It's a big week ahead for Prime Minister Jacinda Ardern as she touches down in New York for the United Nations General Assembly.
All eyes are expected to be on her as she meets for her first one-on-one with US president Donald Trump.
Beforehand, though, Ms Ardern is expected to meet with UN Secretary-General António Guterres today with a focus on climate change.
Ms Ardern is also expected to give an address at the opening of the climate summit tomorrow - it'll be one of a series of high-profile meetings, including with tech leaders to discuss work on the Christchurch Call.
In a new addition to her schedule, Ms Ardern will also be meeting with UK's new Prime Minister Boris Johnson.
But the "main attraction", says 1 NEWS US correspondent Rebecca Wright, will be another "colourful character" - Mr Trump.

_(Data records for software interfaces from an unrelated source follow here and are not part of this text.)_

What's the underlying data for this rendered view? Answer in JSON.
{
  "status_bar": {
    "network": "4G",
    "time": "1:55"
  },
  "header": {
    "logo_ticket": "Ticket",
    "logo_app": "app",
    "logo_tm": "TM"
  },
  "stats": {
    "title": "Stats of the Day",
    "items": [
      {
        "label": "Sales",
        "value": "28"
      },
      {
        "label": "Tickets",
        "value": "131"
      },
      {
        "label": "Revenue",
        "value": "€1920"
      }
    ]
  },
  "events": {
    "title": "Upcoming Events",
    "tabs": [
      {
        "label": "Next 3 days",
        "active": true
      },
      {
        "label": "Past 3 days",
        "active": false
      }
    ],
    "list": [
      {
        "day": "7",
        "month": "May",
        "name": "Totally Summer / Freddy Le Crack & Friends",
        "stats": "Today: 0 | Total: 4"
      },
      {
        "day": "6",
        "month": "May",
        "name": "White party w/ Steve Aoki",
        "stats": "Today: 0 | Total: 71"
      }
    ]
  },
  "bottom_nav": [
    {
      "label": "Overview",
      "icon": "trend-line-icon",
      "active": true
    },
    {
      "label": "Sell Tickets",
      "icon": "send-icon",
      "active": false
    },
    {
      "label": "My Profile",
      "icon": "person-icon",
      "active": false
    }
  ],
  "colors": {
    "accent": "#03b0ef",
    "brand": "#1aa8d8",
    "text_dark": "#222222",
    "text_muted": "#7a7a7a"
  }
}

"Tomorrow she will meet him, they will stand in front of the world's media, shake hands," Wright said. "I'm fascinated to see how that goes because it can go a little rouge with this president from time-to-time so I hope she has been practising."
The meeting will go for 20 minutes, which Wright said would suit them well with their differences in both style and substance.
But top of the agenda is expected to be trade, specifically aluminum and steel tariffs. It's also likely she will bring up her work on the Christchurch Call - although Wright said it was "highly unlikely Trump will sign up for that in any way, shape or form".
"But it's going to be fascinating to watch the two of them interact," she added.
"We know that they have big differences on gun policy, on climate, on just about everything - but it is her job to make the very best case for New Zealand in that 20-minute meeting and that's what she will be going in there to do tomorrow."
Also on the agenda at the UN general assembly, Wright said Iran is expected to "absolutely dominate" as tensions grow between the US and the nation.
It comes after drone and missile attacks on the Saudi Arabia oil site hiked up international fuel prices. The US has put blame on Iran for the attacks, but Iran denies the allegations.